# [Task details]
Look through the records below, and copy out every line that holds the string "source".

========================================================================

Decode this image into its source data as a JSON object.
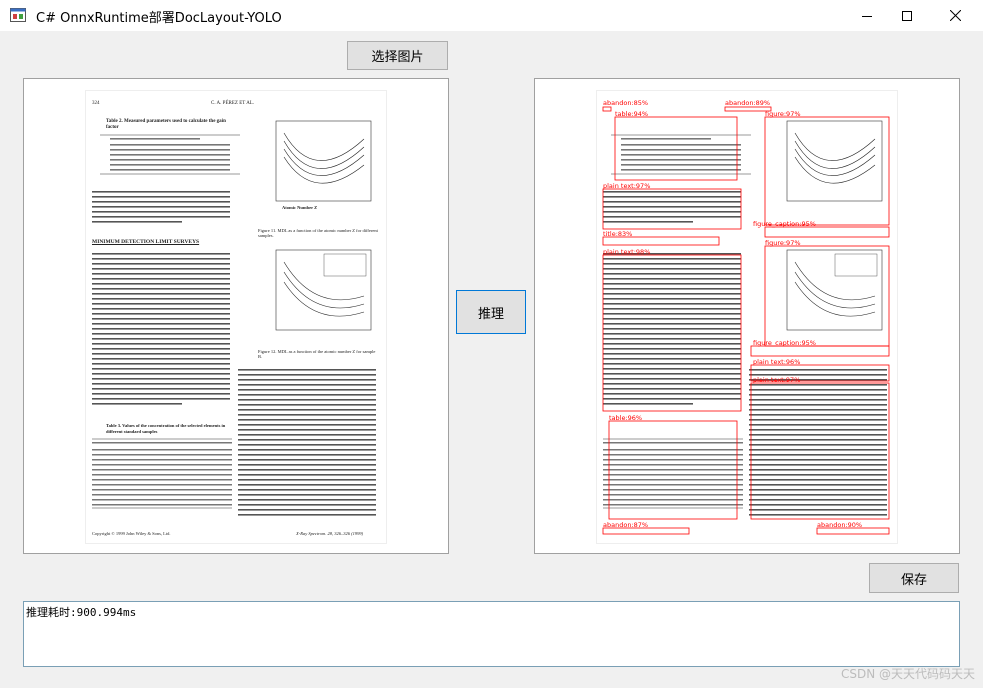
{
  "window": {
    "title": "C# OnnxRuntime部署DocLayout-YOLO",
    "minimize_icon": "minimize-icon",
    "maximize_icon": "maximize-icon",
    "close_icon": "close-icon"
  },
  "toolbar": {
    "select_image_label": "选择图片",
    "infer_label": "推理",
    "save_label": "保存"
  },
  "document": {
    "page_number": "324",
    "running_head": "C. A. PÉREZ ET AL.",
    "table2_title": "Table 2. Measured parameters used to calculate the gain factor",
    "section_heading": "MINIMUM DETECTION LIMIT SURVEYS",
    "fig11_caption": "Figure 11. MDL as a function of the atomic number Z for different samples.",
    "fig12_caption": "Figure 12. MDL as a function of the atomic number Z for sample B.",
    "table3_title": "Table 3. Values of the concentration of the selected elements in different standard samples",
    "footer_left": "Copyright © 1999 John Wiley & Sons, Ltd.",
    "footer_right": "X-Ray Spectrom. 28, 326–326 (1999)",
    "x_axis_label": "Atomic Number Z"
  },
  "detections": [
    {
      "label": "abandon:85%"
    },
    {
      "label": "abandon:89%"
    },
    {
      "label": "table:94%"
    },
    {
      "label": "figure:97%"
    },
    {
      "label": "plain text:97%"
    },
    {
      "label": "figure_caption:95%"
    },
    {
      "label": "title:83%"
    },
    {
      "label": "figure:97%"
    },
    {
      "label": "plain text:98%"
    },
    {
      "label": "figure_caption:95%"
    },
    {
      "label": "plain text:96%"
    },
    {
      "label": "plain text:97%"
    },
    {
      "label": "table:96%"
    },
    {
      "label": "abandon:87%"
    },
    {
      "label": "abandon:90%"
    }
  ],
  "status": {
    "text": "推理耗时:900.994ms"
  },
  "watermark": "CSDN @天天代码码天天",
  "colors": {
    "detection_box": "#ff0000",
    "window_bg": "#f0f0f0"
  }
}
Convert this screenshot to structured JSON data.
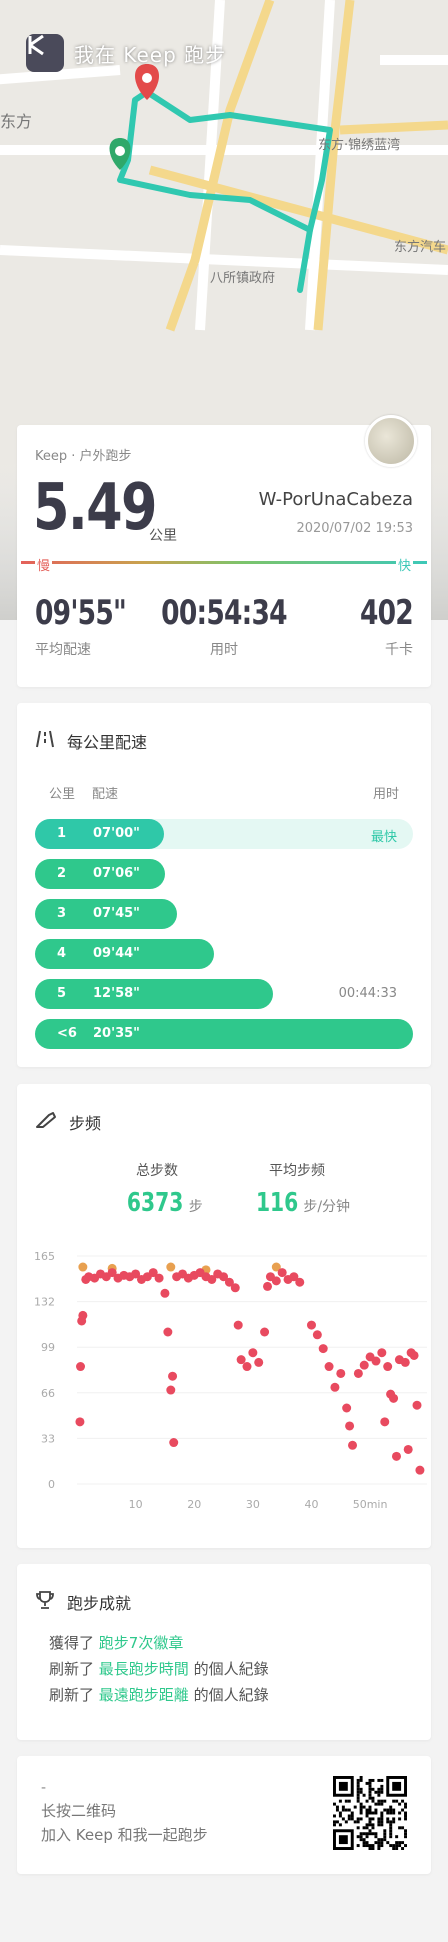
{
  "map": {
    "brand_text": "我在 Keep 跑步",
    "labels": [
      "东方",
      "东方·锦绣蓝湾",
      "东方汽车",
      "八所镇政府"
    ]
  },
  "summary": {
    "source": "Keep · 户外跑步",
    "distance": "5.49",
    "distance_unit": "公里",
    "user": "W-PorUnaCabeza",
    "datetime": "2020/07/02 19:53",
    "slow_label": "慢",
    "fast_label": "快",
    "stats": [
      {
        "value": "09'55\"",
        "label": "平均配速"
      },
      {
        "value": "00:54:34",
        "label": "用时"
      },
      {
        "value": "402",
        "label": "千卡"
      }
    ]
  },
  "pace": {
    "title": "每公里配速",
    "col_km": "公里",
    "col_pace": "配速",
    "col_time": "用时",
    "rows": [
      {
        "km": "1",
        "pace": "07'00\"",
        "seconds": 420,
        "note": "最快",
        "color": "#2fc8a8"
      },
      {
        "km": "2",
        "pace": "07'06\"",
        "seconds": 426,
        "note": "",
        "color": "#2fc88c"
      },
      {
        "km": "3",
        "pace": "07'45\"",
        "seconds": 465,
        "note": "",
        "color": "#2fc88c"
      },
      {
        "km": "4",
        "pace": "09'44\"",
        "seconds": 584,
        "note": "",
        "color": "#2fc88c"
      },
      {
        "km": "5",
        "pace": "12'58\"",
        "seconds": 778,
        "note": "00:44:33",
        "color": "#2fc88c"
      },
      {
        "km": "<6",
        "pace": "20'35\"",
        "seconds": 1235,
        "note": "",
        "color": "#2fc88c"
      }
    ]
  },
  "cadence": {
    "title": "步频",
    "total_label": "总步数",
    "total_value": "6373",
    "total_unit": "步",
    "avg_label": "平均步频",
    "avg_value": "116",
    "avg_unit": "步/分钟",
    "chart_data": {
      "type": "scatter",
      "x_ticks": [
        "10",
        "20",
        "30",
        "40",
        "50min"
      ],
      "y_ticks": [
        "165",
        "132",
        "99",
        "66",
        "33",
        "0"
      ],
      "xlim": [
        0,
        58
      ],
      "ylim": [
        0,
        165
      ],
      "series_colors": [
        "#e84a5f",
        "#e8a050"
      ],
      "points": [
        [
          0.5,
          45
        ],
        [
          0.6,
          85
        ],
        [
          0.8,
          118
        ],
        [
          1,
          122
        ],
        [
          1.5,
          148
        ],
        [
          2,
          150
        ],
        [
          3,
          149
        ],
        [
          4,
          152
        ],
        [
          5,
          150
        ],
        [
          6,
          153
        ],
        [
          7,
          149
        ],
        [
          8,
          151
        ],
        [
          9,
          150
        ],
        [
          10,
          152
        ],
        [
          11,
          148
        ],
        [
          12,
          150
        ],
        [
          13,
          153
        ],
        [
          14,
          149
        ],
        [
          15,
          138
        ],
        [
          15.5,
          110
        ],
        [
          16,
          68
        ],
        [
          16.3,
          78
        ],
        [
          16.5,
          30
        ],
        [
          17,
          150
        ],
        [
          18,
          152
        ],
        [
          19,
          149
        ],
        [
          20,
          151
        ],
        [
          21,
          153
        ],
        [
          22,
          150
        ],
        [
          23,
          148
        ],
        [
          24,
          152
        ],
        [
          25,
          150
        ],
        [
          26,
          146
        ],
        [
          27,
          142
        ],
        [
          27.5,
          115
        ],
        [
          28,
          90
        ],
        [
          29,
          85
        ],
        [
          30,
          95
        ],
        [
          31,
          88
        ],
        [
          32,
          110
        ],
        [
          32.5,
          143
        ],
        [
          33,
          150
        ],
        [
          34,
          147
        ],
        [
          35,
          153
        ],
        [
          36,
          148
        ],
        [
          37,
          150
        ],
        [
          38,
          146
        ],
        [
          40,
          115
        ],
        [
          41,
          108
        ],
        [
          42,
          98
        ],
        [
          43,
          85
        ],
        [
          44,
          70
        ],
        [
          45,
          80
        ],
        [
          46,
          55
        ],
        [
          46.5,
          42
        ],
        [
          47,
          28
        ],
        [
          48,
          80
        ],
        [
          49,
          86
        ],
        [
          50,
          92
        ],
        [
          51,
          89
        ],
        [
          52,
          95
        ],
        [
          53,
          85
        ],
        [
          53.5,
          65
        ],
        [
          54,
          62
        ],
        [
          55,
          90
        ],
        [
          56,
          88
        ],
        [
          57,
          95
        ],
        [
          57.5,
          93
        ],
        [
          58,
          57
        ],
        [
          52.5,
          45
        ],
        [
          54.5,
          20
        ],
        [
          56.5,
          25
        ],
        [
          58.5,
          10
        ]
      ],
      "highlight_points": [
        [
          1,
          157
        ],
        [
          6,
          156
        ],
        [
          16,
          157
        ],
        [
          22,
          155
        ],
        [
          34,
          157
        ]
      ]
    }
  },
  "achievements": {
    "title": "跑步成就",
    "lines": [
      {
        "pre": "獲得了 ",
        "hl": "跑步7次徽章",
        "post": ""
      },
      {
        "pre": "刷新了 ",
        "hl": "最長跑步時間",
        "post": " 的個人紀錄"
      },
      {
        "pre": "刷新了 ",
        "hl": "最遠跑步距離",
        "post": " 的個人紀錄"
      }
    ]
  },
  "share": {
    "dash": "-",
    "line1": "长按二维码",
    "line2": "加入 Keep 和我一起跑步"
  }
}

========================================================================

# [Answer to this exercise]
Decode this image into its source data as a JSON object.
    "source": "Keep · 户外跑步",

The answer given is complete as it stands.